It’s hard to say. There are good artists and musicians living here, but it’s not the same.  What was once so exciting was the community of artists, actors and musicians. We used to go to Max's Kansas City every night. Everyone who came to New York went there. I must have been 23 years old at the time. Robert De Niro, Roman Polanski and the Kennedy brothers were all there at the same time. Designers and artists and musicians would just get together and socialize in the same spaces. I don’t think that happens anymore. I mean, Marc Jacobs definitely knows Richard Prince, but they don’t hang out.

You’ve written quite extensively about mens style. How do you feel about the fashion industry today?

 

I don’t really notice it. The business is very much about getting people to buy new stuff.
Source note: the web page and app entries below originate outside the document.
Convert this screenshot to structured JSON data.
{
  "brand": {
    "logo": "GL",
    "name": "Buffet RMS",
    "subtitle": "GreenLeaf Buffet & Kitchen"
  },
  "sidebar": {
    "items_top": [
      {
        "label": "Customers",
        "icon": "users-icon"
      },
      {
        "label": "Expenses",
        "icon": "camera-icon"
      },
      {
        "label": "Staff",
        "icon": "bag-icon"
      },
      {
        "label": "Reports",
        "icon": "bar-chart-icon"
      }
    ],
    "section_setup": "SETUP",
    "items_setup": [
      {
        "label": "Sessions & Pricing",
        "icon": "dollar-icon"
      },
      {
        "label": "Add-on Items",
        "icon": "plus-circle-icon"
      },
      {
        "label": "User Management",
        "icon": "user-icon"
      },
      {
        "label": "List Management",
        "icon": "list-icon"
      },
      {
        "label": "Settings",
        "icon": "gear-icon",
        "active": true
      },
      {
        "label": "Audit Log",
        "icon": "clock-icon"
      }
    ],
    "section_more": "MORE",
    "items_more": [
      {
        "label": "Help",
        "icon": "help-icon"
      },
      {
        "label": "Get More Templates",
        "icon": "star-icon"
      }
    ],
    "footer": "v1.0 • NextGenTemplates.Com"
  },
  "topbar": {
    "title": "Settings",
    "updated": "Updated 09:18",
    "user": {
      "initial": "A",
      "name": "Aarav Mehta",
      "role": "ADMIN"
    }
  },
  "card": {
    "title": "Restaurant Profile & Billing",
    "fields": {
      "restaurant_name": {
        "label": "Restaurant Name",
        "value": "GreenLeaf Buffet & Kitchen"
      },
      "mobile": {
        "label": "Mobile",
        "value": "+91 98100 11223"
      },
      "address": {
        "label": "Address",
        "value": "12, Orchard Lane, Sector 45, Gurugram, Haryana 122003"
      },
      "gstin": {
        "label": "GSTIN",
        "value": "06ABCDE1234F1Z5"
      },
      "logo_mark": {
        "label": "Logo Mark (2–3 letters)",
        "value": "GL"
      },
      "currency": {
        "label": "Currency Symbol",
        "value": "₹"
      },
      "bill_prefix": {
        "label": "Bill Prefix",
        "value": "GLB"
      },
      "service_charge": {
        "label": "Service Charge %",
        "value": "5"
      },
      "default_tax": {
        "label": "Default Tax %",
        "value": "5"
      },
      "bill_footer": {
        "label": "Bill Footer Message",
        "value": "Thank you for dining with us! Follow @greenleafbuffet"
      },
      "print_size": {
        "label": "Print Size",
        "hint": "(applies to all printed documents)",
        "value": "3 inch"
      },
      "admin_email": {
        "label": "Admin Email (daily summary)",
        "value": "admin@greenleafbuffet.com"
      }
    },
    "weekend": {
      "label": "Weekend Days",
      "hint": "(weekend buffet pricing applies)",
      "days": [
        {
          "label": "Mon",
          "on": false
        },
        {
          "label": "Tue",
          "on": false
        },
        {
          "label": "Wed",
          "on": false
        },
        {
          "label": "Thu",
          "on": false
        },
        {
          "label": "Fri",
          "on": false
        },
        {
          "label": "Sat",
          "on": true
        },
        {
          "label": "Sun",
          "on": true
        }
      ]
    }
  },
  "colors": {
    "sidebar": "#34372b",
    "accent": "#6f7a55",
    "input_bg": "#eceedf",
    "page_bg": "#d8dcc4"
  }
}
I don’t think things change much. They do for women, but for men I’m not so sure. The shirt I’m wearing now is 20 years old. I like that. In that sense I’m anti-fashion. I like wearing clothes you can wear for years. And you throw it out because it’s worn out, not because it’s out of fashion.

I think Andy Warhol said he liked “a good plain look”?

 

Exactly. I like what’s happening in menswear because you can find things you wouldn’t have been able to find before. Even for someone as traditional as me. I always liked suede saddle shoes and now you can get them in a range of different colors from different designers. I like having options, but I don’t refer to it as fashion. I wear the same stuff all the time. 

 

And what’s that?

 

One of my favorite designers was Adam Kimmel, but his brand closed. I often wear A.P.C. and I have a lot of stuff from Rag & Bone. My tailor in London is James Pearse who’s been operating since the 1960’s. He’s somewhat traditional and yet insane. I have a suit from him that’s all denim. You know, like jeans, but as a suit.
 

Where do you like to shop?

 

I like Supreme. Now, they have a store in Paris, but they used to just have the ones in New York, Los Angeles and Japan. I like what they do. I have a teenage son so we both go there. When we go together, he’s the youngest person in the store and I’m the oldest.

You’ve worked with Kate Moss a few times through your career, what is your relationship like?

 

Yes, I worked with her when she just turned 18. I wrote the ad with her and Mark Wahlberg in the early 90’s. I was friends with Corinne Day, do you know her?

Of course, she took some of the most iconic photos of her.


Yeah, she played a part in discovering Kate. She shot her portraits for The Face in 1990. Corinne and Mario Sorrenti were the best photographers to shoot Kate, I think. 

Do you have a favorite restaurant in New York?

 

It’s  one of the questions I hate, because I don’t want other people to go there. But I live right down the street from Il Buco and I like that place. I like going to the same restaurants because if they know you, they treat you better. I’ve been going to Indochine my entire adult life. The food is good and the waitresses are beautiful. I like institutions. Like in Paris where you can go to the same restaurants for 20 years in a row and it all stays the same.

 

And one last question, have you ever been starstruck?

Yes, when I interviewed Gore Vidal. That’s the closest I’ve ever been to being starstruck. I had read all of his books and I was a big fan.  I definitely idolized him. Probably because he was a writer and I was a writer. 

And how did it go?


Really well. I think it was a great interview. I gave him one of my books and he told me he liked it. That was huge for me.